Nazi Cpl. Heinz Schymalla, 22, and fellow captive Walter Mai, 21, were among some 200 Germans cutting timber for Minnesota's pulp industry in a prisoner-of-war camp in 1944. Both captured in Tunisia in May 1943, they gained momentary notoriety when, moved to act in part by news that Schymalla's 60-year-old father had been conscripted to join the withering Nazi forces, they managed to escape by boat. Having dug their way under a wire fence just before midnight on a Saturday in late October, they set off from Algona-Branch Camp No. 4 near Bena, Minn. Their plan: Follow Lake Winnibigoshish to the Mississippi River to New Orleans, where they hoped to catch a ride home, reports the Minneapolis Star Tribune. They had a head start in their journey thanks to the lack of a Sunday-morning count; the search began more than 24 hours after their escape.
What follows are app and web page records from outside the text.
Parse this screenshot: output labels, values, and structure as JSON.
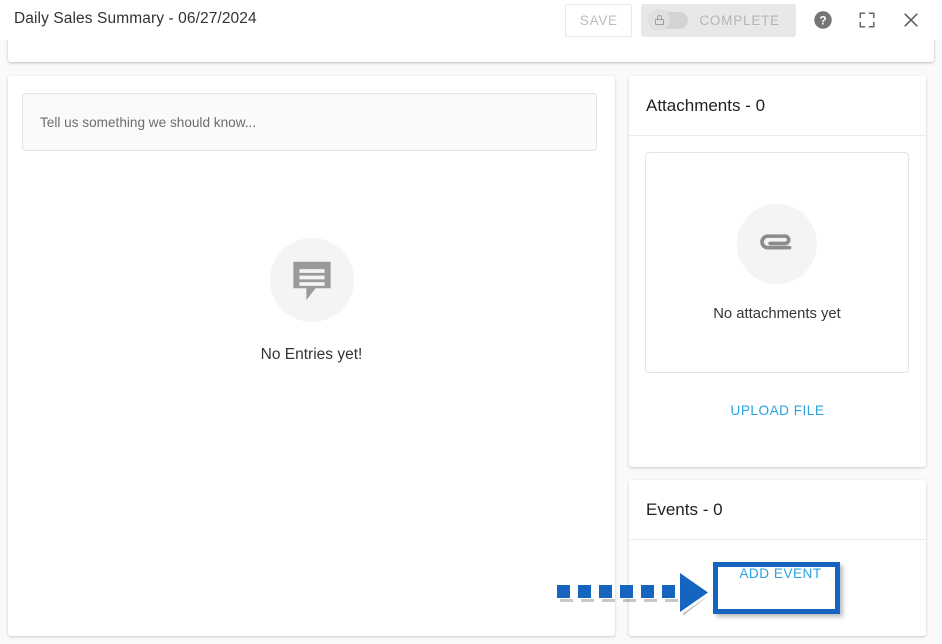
{
  "header": {
    "title": "Daily Sales Summary - 06/27/2024",
    "save_label": "SAVE",
    "complete_label": "COMPLETE",
    "toggle_icon": "lock-icon",
    "help_icon": "help-circle-icon",
    "fullscreen_icon": "fullscreen-icon",
    "close_icon": "close-icon"
  },
  "entries_panel": {
    "input_placeholder": "Tell us something we should know...",
    "empty_icon": "comment-bubble-icon",
    "empty_text": "No Entries yet!"
  },
  "attachments_panel": {
    "title": "Attachments - 0",
    "empty_icon": "paperclip-icon",
    "empty_text": "No attachments yet",
    "upload_label": "UPLOAD FILE"
  },
  "events_panel": {
    "title": "Events - 0",
    "add_event_label": "ADD EVENT"
  },
  "annotation": {
    "type": "dashed-arrow-pointing-right",
    "target": "add-event-button",
    "dash_count": 6,
    "color": "#1565c0"
  },
  "colors": {
    "accent_link": "#29a3e0",
    "annotation_blue": "#1565c0",
    "page_background": "#fafafa",
    "card_background": "#ffffff",
    "icon_gray": "#8c8c8c",
    "text_primary": "#212121",
    "text_muted": "#bdbdbd"
  }
}
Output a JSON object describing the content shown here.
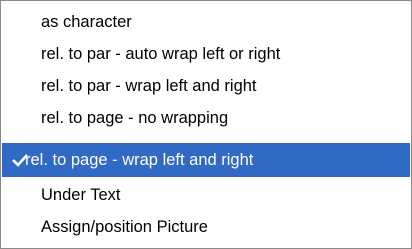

In a 1994 article for Minnesota History magazine, historian George Lobdell wrote that having been in the state since February, the men knew they needn't fear "wild animals or Indians." Unfortunately, the three small maps they found in a dictionary "apparently gave no understanding of the distances involved" (as evidenced by the great number of things they packed, including shoe polish and a cigarette-rolling machine). They made it 20-odd miles south in the first few days, then hit a snowstorm and ultimately took a wrong turn into Jay Gould Lake on Friday. There they were spotted by a resort owner who called the county sheriff, and they were ultimately caught hiding in bushes. Their punishment: 30 days in confinement. The men were among 13 German POWs who escaped during WWII in Minnesota. (A "Great Escape" survivor told of his attempted WWII escape.)